Give the entries again exactly as they appear, but without the images.

+--

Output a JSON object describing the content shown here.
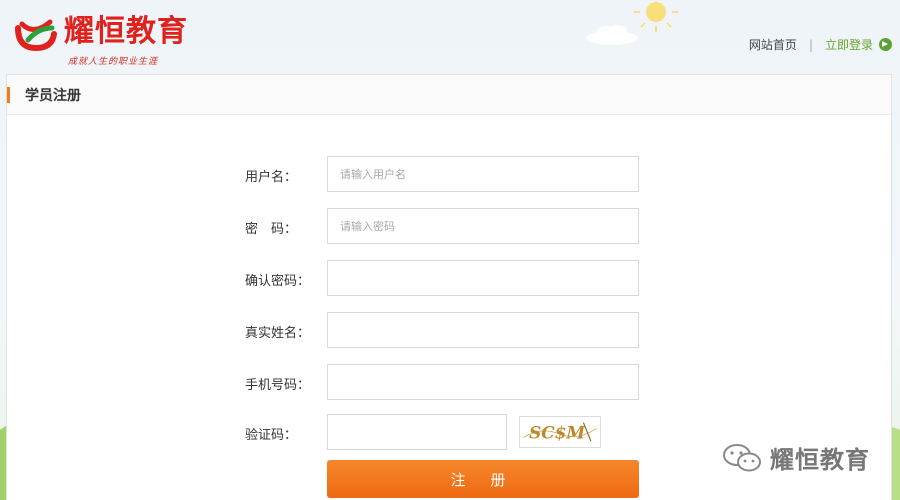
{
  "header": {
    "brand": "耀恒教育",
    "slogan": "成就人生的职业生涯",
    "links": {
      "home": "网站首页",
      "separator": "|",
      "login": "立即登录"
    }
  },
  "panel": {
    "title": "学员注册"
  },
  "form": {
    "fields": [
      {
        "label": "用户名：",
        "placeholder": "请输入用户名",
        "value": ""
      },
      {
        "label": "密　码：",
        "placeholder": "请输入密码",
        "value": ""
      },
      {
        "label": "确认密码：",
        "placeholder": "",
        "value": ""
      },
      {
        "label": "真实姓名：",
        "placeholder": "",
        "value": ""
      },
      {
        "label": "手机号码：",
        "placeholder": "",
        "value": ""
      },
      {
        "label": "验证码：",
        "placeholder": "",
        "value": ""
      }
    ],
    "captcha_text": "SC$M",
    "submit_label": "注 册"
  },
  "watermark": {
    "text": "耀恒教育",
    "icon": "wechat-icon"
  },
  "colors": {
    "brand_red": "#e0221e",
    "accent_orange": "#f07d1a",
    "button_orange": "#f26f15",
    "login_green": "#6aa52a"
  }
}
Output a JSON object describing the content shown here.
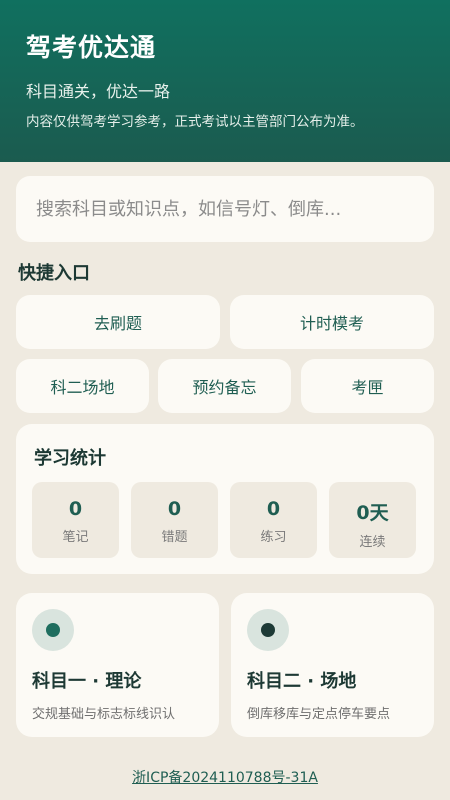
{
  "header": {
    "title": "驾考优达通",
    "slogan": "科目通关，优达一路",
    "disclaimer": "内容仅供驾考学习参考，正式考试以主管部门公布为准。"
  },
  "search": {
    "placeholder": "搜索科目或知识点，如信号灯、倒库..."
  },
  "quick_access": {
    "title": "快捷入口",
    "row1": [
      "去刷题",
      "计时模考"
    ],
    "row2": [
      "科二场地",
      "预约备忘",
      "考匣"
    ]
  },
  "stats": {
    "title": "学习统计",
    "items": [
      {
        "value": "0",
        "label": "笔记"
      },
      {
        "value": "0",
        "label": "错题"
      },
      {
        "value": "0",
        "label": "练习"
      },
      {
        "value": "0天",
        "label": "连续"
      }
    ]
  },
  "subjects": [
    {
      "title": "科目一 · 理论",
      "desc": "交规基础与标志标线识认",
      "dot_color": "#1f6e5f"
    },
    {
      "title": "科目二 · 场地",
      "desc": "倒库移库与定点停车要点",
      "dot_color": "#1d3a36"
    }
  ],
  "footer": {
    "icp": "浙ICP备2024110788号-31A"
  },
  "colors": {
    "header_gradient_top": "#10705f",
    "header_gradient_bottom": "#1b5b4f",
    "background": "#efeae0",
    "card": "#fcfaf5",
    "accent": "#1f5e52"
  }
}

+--

TASK RESULT:
Output a JSON object describing the content shown here.
{
  "header": {
    "brand": "耀恒教育",
    "slogan": "成就人生的职业生涯",
    "links": {
      "home": "网站首页",
      "separator": "|",
      "login": "立即登录"
    }
  },
  "panel": {
    "title": "学员注册"
  },
  "form": {
    "fields": [
      {
        "label": "用户名：",
        "placeholder": "请输入用户名",
        "value": ""
      },
      {
        "label": "密　码：",
        "placeholder": "请输入密码",
        "value": ""
      },
      {
        "label": "确认密码：",
        "placeholder": "",
        "value": ""
      },
      {
        "label": "真实姓名：",
        "placeholder": "",
        "value": ""
      },
      {
        "label": "手机号码：",
        "placeholder": "",
        "value": ""
      },
      {
        "label": "验证码：",
        "placeholder": "",
        "value": ""
      }
    ],
    "captcha_text": "SC$M",
    "submit_label": "注 册"
  },
  "watermark": {
    "text": "耀恒教育",
    "icon": "wechat-icon"
  },
  "colors": {
    "brand_red": "#e0221e",
    "accent_orange": "#f07d1a",
    "button_orange": "#f26f15",
    "login_green": "#6aa52a"
  }
}
Output a JSON object describing the content shown here.
{
  "header": {
    "title": "驾考优达通",
    "slogan": "科目通关，优达一路",
    "disclaimer": "内容仅供驾考学习参考，正式考试以主管部门公布为准。"
  },
  "search": {
    "placeholder": "搜索科目或知识点，如信号灯、倒库..."
  },
  "quick_access": {
    "title": "快捷入口",
    "row1": [
      "去刷题",
      "计时模考"
    ],
    "row2": [
      "科二场地",
      "预约备忘",
      "考匣"
    ]
  },
  "stats": {
    "title": "学习统计",
    "items": [
      {
        "value": "0",
        "label": "笔记"
      },
      {
        "value": "0",
        "label": "错题"
      },
      {
        "value": "0",
        "label": "练习"
      },
      {
        "value": "0天",
        "label": "连续"
      }
    ]
  },
  "subjects": [
    {
      "title": "科目一 · 理论",
      "desc": "交规基础与标志标线识认",
      "dot_color": "#1f6e5f"
    },
    {
      "title": "科目二 · 场地",
      "desc": "倒库移库与定点停车要点",
      "dot_color": "#1d3a36"
    }
  ],
  "footer": {
    "icp": "浙ICP备2024110788号-31A"
  },
  "colors": {
    "header_gradient_top": "#10705f",
    "header_gradient_bottom": "#1b5b4f",
    "background": "#efeae0",
    "card": "#fcfaf5",
    "accent": "#1f5e52"
  }
}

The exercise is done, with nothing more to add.